Hesston firm Excel Industries making great strides in global expansion

In the small town of Hesston, one not-so-small company is making a global name for itself.

Excel Industries, manufacturer of Hustler and Big Dog mowing equipment, has been headquartered in Hesston since the early 1960s, but not until the past decade has the company significantly expanded its global footprint.

As a sign of the company’s growth, it was awarded the Governor’s Exporter of the Year award last month from the Kansas Department of Commerce.

The company’s global sales team, led by Chad Lane, Jonathan Thyng and Keith Skidmore, has helped the company increase foreign sales from $2.6 million in 2004 to $21 million last fiscal year. The global expansion has also helped increase the company’s total revenue from $164 million in fiscal 2012 to $210 million so far in fiscal 2013, which ends on July 31.

Excel had its first export in 1974, but it wasn’t until 2004 that the company decided to place a strong emphasis on foreign markets.

Lane, director of global strategy, has been involved with the company since he was a teenager. It was his grandfather who helped found Excel Industries in 1961. Lane said that, in 2004, Excel developed a strategic growth plan to develop sales overseas. The goal was to have 10 percent of the company’s total sales come from foreign markets – a goal reached in 2012 when sales reached 12.4 percent.

Lane said the company doesn’t use manufacturing representatives when determining what foreign markets to enter. Instead, company officials go themselves.

“One of my favorite sayings is, ‘You never know unless you go,’” Lane said. “There’s no way you can build a global business without traveling.”

Excel has put a lot of effort into its global expansion and now has a presence in more than 30 countries. Australia is Excel’s No. 1 export market, with neighboring New Zealand also in the top five. Countries to the south help maintain the manufacturing demand, while the northern hemisphere goes through winter.

Skidmore explained that the company uses a two-step distribution model: It sells mowers to a distributor in the country, which then ships to dealers. He said the key is understanding the country’s economy, what kind of grass it has and how people maintain it. Europe tends to want to catch the grass instead of mulching it, for example, while in the U.S., more people tend to mulch, he said.

“We have to find a distributor who won’t hurt the brand image,” Skidmore said. “We look for areas that are underserved, or success isn’t great, and figure out how we can come up with a new mower or something.”

Excel has expanded its foreign sales an average of 37 percent a year since 2004. In comparison, its U.S. sales have grown an average of 8 percent annually in the same period – still a respectable number, Lane said.

Lane credited that growth to the company’s culture of innovation and its motto, “Doing the right thing.”

Excel uses a profit-sharing program with its employees, paying bonuses to workers who have helped the company succeed. Lane said it also donates 10 percent of its pre-tax profits to charity.

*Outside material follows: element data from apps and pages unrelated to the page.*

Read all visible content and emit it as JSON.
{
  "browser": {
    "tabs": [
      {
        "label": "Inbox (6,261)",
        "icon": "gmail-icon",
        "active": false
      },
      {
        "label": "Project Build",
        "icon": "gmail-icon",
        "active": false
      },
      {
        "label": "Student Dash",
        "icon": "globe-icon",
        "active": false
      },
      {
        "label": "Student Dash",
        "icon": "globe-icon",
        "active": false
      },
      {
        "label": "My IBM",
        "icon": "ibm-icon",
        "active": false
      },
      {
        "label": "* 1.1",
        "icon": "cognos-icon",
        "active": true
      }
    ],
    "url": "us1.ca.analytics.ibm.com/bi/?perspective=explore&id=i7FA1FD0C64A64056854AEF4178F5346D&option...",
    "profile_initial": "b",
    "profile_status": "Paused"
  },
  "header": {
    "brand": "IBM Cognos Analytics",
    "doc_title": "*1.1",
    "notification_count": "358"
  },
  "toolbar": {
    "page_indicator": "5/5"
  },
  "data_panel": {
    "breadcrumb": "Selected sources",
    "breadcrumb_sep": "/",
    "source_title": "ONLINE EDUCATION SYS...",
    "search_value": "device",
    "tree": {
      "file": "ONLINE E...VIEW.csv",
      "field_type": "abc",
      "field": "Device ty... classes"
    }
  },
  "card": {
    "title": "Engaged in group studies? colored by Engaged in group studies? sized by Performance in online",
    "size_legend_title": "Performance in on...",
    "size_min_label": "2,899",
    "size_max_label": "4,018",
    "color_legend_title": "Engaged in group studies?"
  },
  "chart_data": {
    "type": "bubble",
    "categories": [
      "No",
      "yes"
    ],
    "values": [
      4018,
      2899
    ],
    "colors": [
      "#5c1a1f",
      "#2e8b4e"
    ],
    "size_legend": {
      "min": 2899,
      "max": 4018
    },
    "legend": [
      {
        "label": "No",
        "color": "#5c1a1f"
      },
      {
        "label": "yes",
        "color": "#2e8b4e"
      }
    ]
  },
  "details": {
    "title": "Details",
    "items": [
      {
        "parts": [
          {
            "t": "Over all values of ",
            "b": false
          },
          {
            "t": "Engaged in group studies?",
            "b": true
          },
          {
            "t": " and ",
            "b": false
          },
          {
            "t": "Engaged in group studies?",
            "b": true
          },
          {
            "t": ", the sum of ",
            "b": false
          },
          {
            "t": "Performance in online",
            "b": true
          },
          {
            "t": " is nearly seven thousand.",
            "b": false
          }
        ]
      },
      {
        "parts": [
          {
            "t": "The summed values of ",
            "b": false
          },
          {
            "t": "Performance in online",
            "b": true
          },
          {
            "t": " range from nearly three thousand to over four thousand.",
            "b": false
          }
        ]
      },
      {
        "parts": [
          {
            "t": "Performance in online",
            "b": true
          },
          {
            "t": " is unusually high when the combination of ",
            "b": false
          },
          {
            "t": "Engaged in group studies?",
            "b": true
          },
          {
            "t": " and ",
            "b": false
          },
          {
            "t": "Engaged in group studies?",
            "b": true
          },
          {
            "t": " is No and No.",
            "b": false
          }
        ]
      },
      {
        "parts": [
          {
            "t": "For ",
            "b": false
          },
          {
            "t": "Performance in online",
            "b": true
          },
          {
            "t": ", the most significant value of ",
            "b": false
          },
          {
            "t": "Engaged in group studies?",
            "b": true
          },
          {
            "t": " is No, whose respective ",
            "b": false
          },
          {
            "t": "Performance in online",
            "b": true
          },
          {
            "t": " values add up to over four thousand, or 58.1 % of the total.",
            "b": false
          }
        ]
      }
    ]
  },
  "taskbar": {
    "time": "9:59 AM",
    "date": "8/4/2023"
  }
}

John Carder, city administrator of Hesston, said Excel has benefited the community in multiple ways, including creating jobs not directly related to the company.

“Excel is a local phenomena,” Carder said. “It was created by local entrepreneurs and has always been a part of the community.”

Excel also manages and maintains the city’s public golf course. Carder said a company such as Excel allows the city “to have a superior infrastructure, lower taxes and lower utility rates.”

Innovation, an aspect the company has prided itself on since its start, has helped it survive many economic ups and downs. It lays claim to the title of having created the first “zero-turn” mower, a mower that can turn a circle in the same spot.

The zero-turn mower was the company’s first mower and helped it succeed in the beginning. However, maintaining that innovation over decades can prove hard for companies.

“We’re never going to be satisfied with what industry standards are today,” Lane said. “We’re always looking for a way to do things better.”

Excel currently employs about 500, the most employees it’s ever had.

And the plan is to keep growing. Officials know that expansion comes with risks. Excel plans to be a $500 million company by 2018. Right now it is about $215 million.

“Anytime you make a large expansion in your company, you’re taking somewhat of a leap of faith,” Lane said. “You see the growth that you think is going to happen and you have to plan for it, but at the same time, it hasn’t happened.”

Thyng said one challenge of expansion is keeping the same level of customer service.

“Our after-sales support is increasing with more pressure because more of our products are out there,” he said.

Maintaining the company’s core values while expanding is a priority for Excel’s leadership.

“Part of it goes back to our culture and being humble,” Lane said. “We get excited about growth, but we never let that go to our head.

“We also understand that it can quickly get out of control unless you’re making the right investments and hiring the right people to keep pace.”